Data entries
------------------------------------------------------------

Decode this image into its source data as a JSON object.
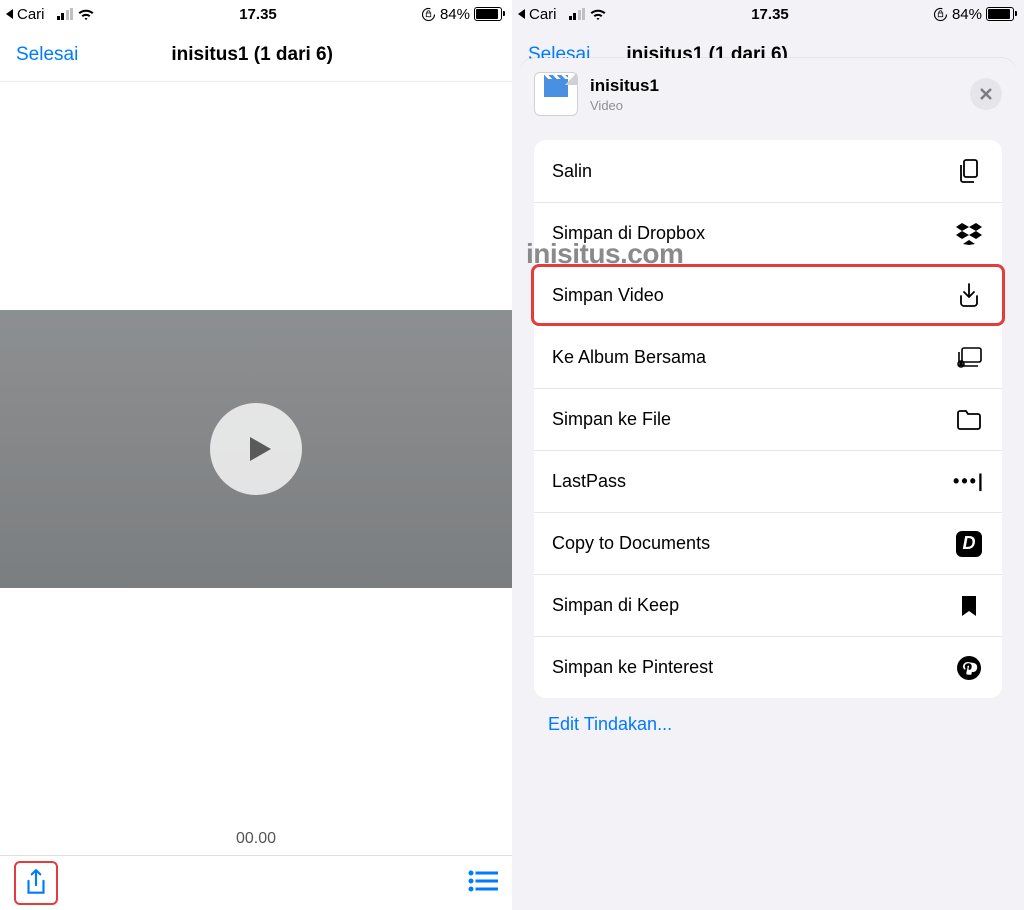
{
  "statusbar": {
    "back_app": "Cari",
    "time": "17.35",
    "battery_pct": "84%"
  },
  "left": {
    "done": "Selesai",
    "title": "inisitus1 (1 dari 6)",
    "timestamp": "00.00"
  },
  "right": {
    "done": "Selesai",
    "bg_title": "inisitus1 (1 dari 6)",
    "sheet": {
      "file_name": "inisitus1",
      "file_type": "Video",
      "actions": {
        "copy": "Salin",
        "dropbox": "Simpan di Dropbox",
        "save_video": "Simpan Video",
        "shared_album": "Ke Album Bersama",
        "save_file": "Simpan ke File",
        "lastpass": "LastPass",
        "documents": "Copy to Documents",
        "keep": "Simpan di Keep",
        "pinterest": "Simpan ke Pinterest"
      },
      "edit_actions": "Edit Tindakan..."
    }
  },
  "watermark": "inisitus.com"
}
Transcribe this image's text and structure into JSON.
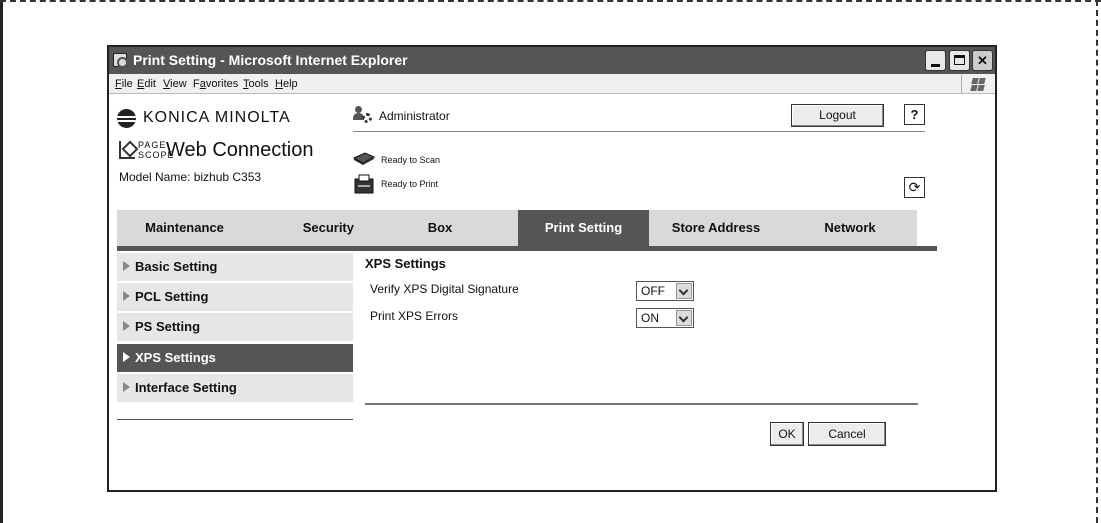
{
  "window": {
    "title": "Print Setting - Microsoft Internet Explorer",
    "minimize_glyph": "_",
    "close_glyph": "✕"
  },
  "menubar": {
    "items": [
      {
        "label_first": "F",
        "label_rest": "ile"
      },
      {
        "label_first": "E",
        "label_rest": "dit"
      },
      {
        "label_first": "V",
        "label_rest": "iew"
      },
      {
        "label_pre": "F",
        "label_first": "a",
        "label_rest": "vorites"
      },
      {
        "label_first": "T",
        "label_rest": "ools"
      },
      {
        "label_first": "H",
        "label_rest": "elp"
      }
    ]
  },
  "brand": {
    "logo_text": "KONICA MINOLTA",
    "page_scope_line1": "PAGE",
    "page_scope_line2": "SCOPE",
    "product": "Web Connection",
    "model_name": "Model Name: bizhub C353"
  },
  "header": {
    "user_label": "Administrator",
    "logout_label": "Logout",
    "help_label": "?",
    "scan_status": "Ready to Scan",
    "print_status": "Ready to Print",
    "refresh_glyph": "⟳"
  },
  "tabs": [
    {
      "label": "Maintenance",
      "active": false
    },
    {
      "label": "Security",
      "active": false
    },
    {
      "label": "Box",
      "active": false
    },
    {
      "label": "Print Setting",
      "active": true
    },
    {
      "label": "Store Address",
      "active": false
    },
    {
      "label": "Network",
      "active": false
    }
  ],
  "sidebar": {
    "items": [
      {
        "label": "Basic Setting",
        "active": false
      },
      {
        "label": "PCL Setting",
        "active": false
      },
      {
        "label": "PS Setting",
        "active": false
      },
      {
        "label": "XPS Settings",
        "active": true
      },
      {
        "label": "Interface Setting",
        "active": false
      }
    ]
  },
  "main": {
    "section_title": "XPS Settings",
    "settings": [
      {
        "label": "Verify XPS Digital Signature",
        "value": "OFF"
      },
      {
        "label": "Print XPS Errors",
        "value": "ON"
      }
    ],
    "ok_label": "OK",
    "cancel_label": "Cancel"
  },
  "colors": {
    "active_tab": "#555555",
    "inactive_tab": "#d9d9d9",
    "titlebar": "#555555"
  }
}
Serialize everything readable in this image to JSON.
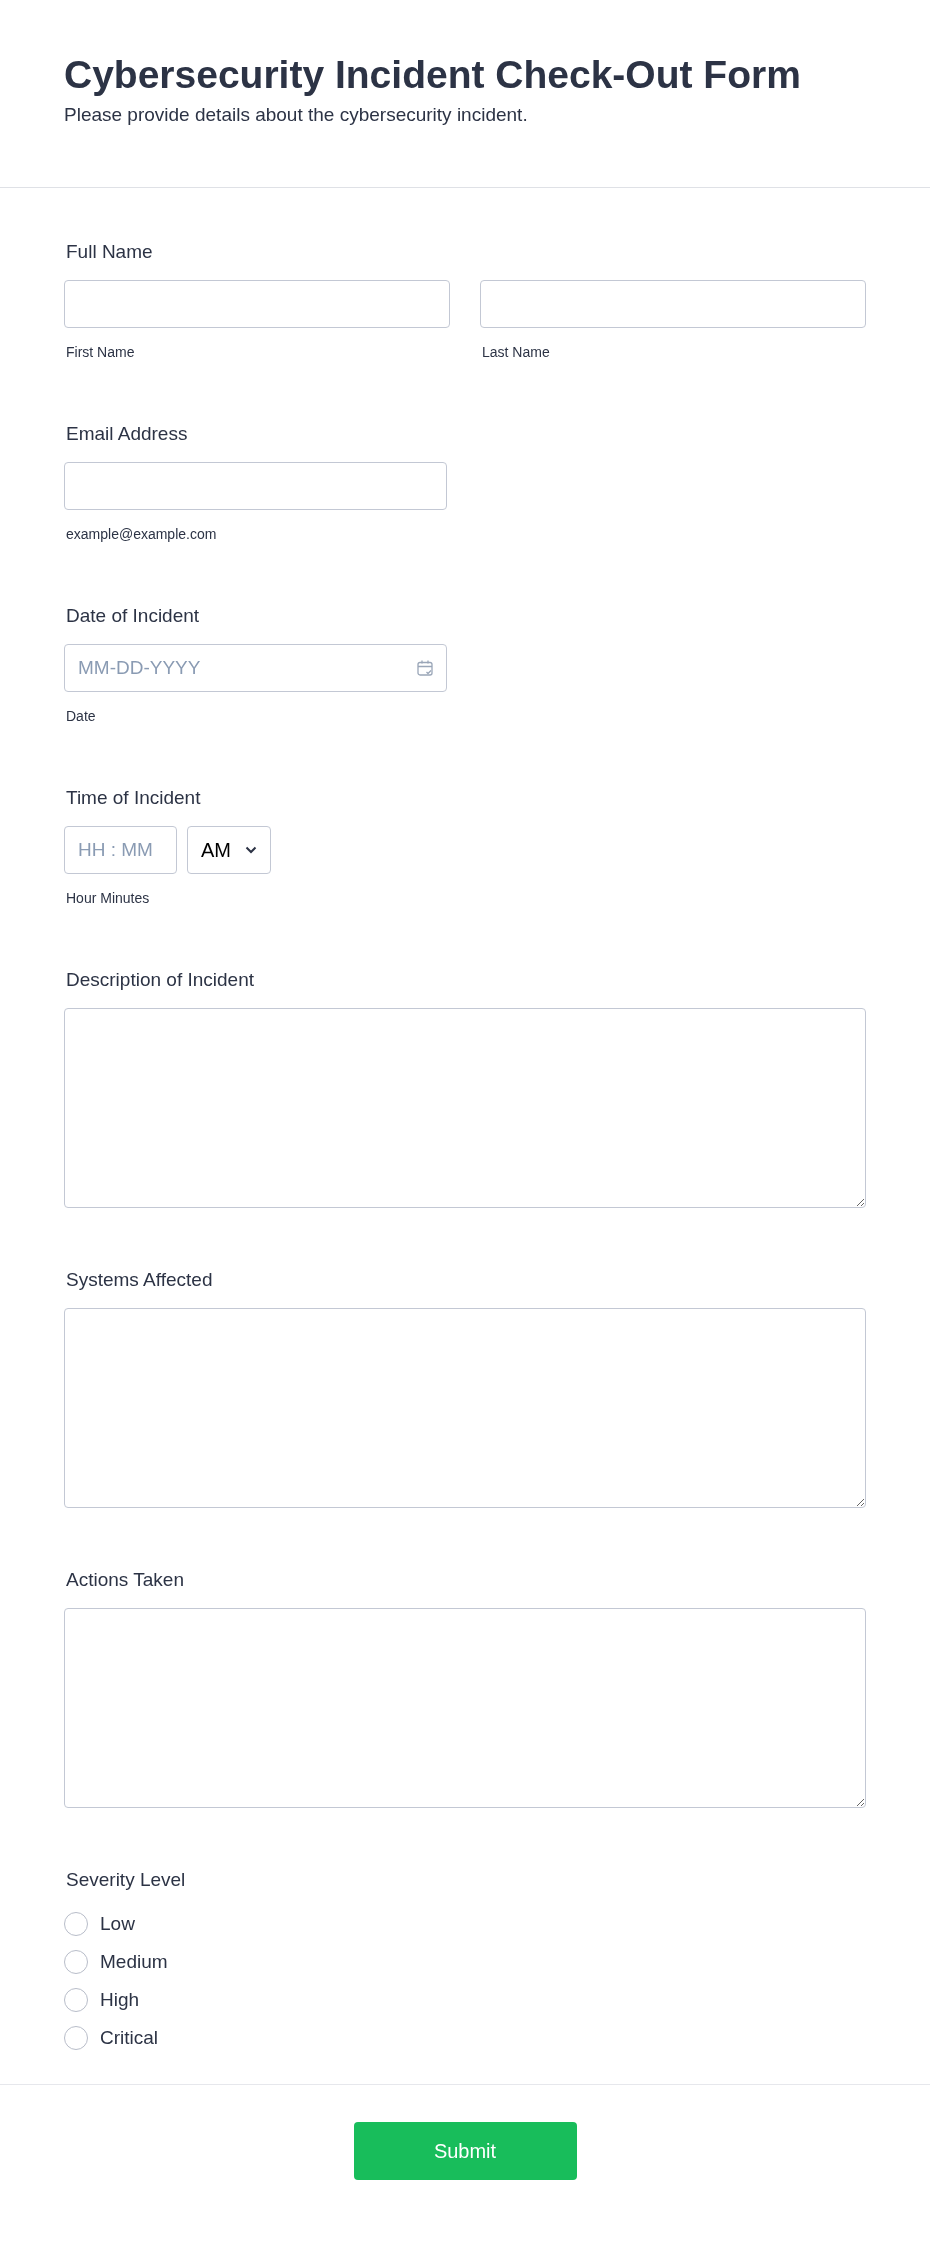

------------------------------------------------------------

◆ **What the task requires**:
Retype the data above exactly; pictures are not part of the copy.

◆ **Response area**:
Decode this image into its source data as a JSON object.
{
  "statusbar": {
    "back_app": "Cari",
    "time": "17.35",
    "battery_pct": "84%"
  },
  "left": {
    "done": "Selesai",
    "title": "inisitus1 (1 dari 6)",
    "timestamp": "00.00"
  },
  "right": {
    "done": "Selesai",
    "bg_title": "inisitus1 (1 dari 6)",
    "sheet": {
      "file_name": "inisitus1",
      "file_type": "Video",
      "actions": {
        "copy": "Salin",
        "dropbox": "Simpan di Dropbox",
        "save_video": "Simpan Video",
        "shared_album": "Ke Album Bersama",
        "save_file": "Simpan ke File",
        "lastpass": "LastPass",
        "documents": "Copy to Documents",
        "keep": "Simpan di Keep",
        "pinterest": "Simpan ke Pinterest"
      },
      "edit_actions": "Edit Tindakan..."
    }
  },
  "watermark": "inisitus.com"
}
Transcribe this image's text and structure into JSON.
{
  "window": {
    "title": "Print Setting - Microsoft Internet Explorer",
    "minimize_glyph": "_",
    "close_glyph": "✕"
  },
  "menubar": {
    "items": [
      {
        "label_first": "F",
        "label_rest": "ile"
      },
      {
        "label_first": "E",
        "label_rest": "dit"
      },
      {
        "label_first": "V",
        "label_rest": "iew"
      },
      {
        "label_pre": "F",
        "label_first": "a",
        "label_rest": "vorites"
      },
      {
        "label_first": "T",
        "label_rest": "ools"
      },
      {
        "label_first": "H",
        "label_rest": "elp"
      }
    ]
  },
  "brand": {
    "logo_text": "KONICA MINOLTA",
    "page_scope_line1": "PAGE",
    "page_scope_line2": "SCOPE",
    "product": "Web Connection",
    "model_name": "Model Name: bizhub C353"
  },
  "header": {
    "user_label": "Administrator",
    "logout_label": "Logout",
    "help_label": "?",
    "scan_status": "Ready to Scan",
    "print_status": "Ready to Print",
    "refresh_glyph": "⟳"
  },
  "tabs": [
    {
      "label": "Maintenance",
      "active": false
    },
    {
      "label": "Security",
      "active": false
    },
    {
      "label": "Box",
      "active": false
    },
    {
      "label": "Print Setting",
      "active": true
    },
    {
      "label": "Store Address",
      "active": false
    },
    {
      "label": "Network",
      "active": false
    }
  ],
  "sidebar": {
    "items": [
      {
        "label": "Basic Setting",
        "active": false
      },
      {
        "label": "PCL Setting",
        "active": false
      },
      {
        "label": "PS Setting",
        "active": false
      },
      {
        "label": "XPS Settings",
        "active": true
      },
      {
        "label": "Interface Setting",
        "active": false
      }
    ]
  },
  "main": {
    "section_title": "XPS Settings",
    "settings": [
      {
        "label": "Verify XPS Digital Signature",
        "value": "OFF"
      },
      {
        "label": "Print XPS Errors",
        "value": "ON"
      }
    ],
    "ok_label": "OK",
    "cancel_label": "Cancel"
  },
  "colors": {
    "active_tab": "#555555",
    "inactive_tab": "#d9d9d9",
    "titlebar": "#555555"
  }
}
Serialize everything readable in this image to JSON.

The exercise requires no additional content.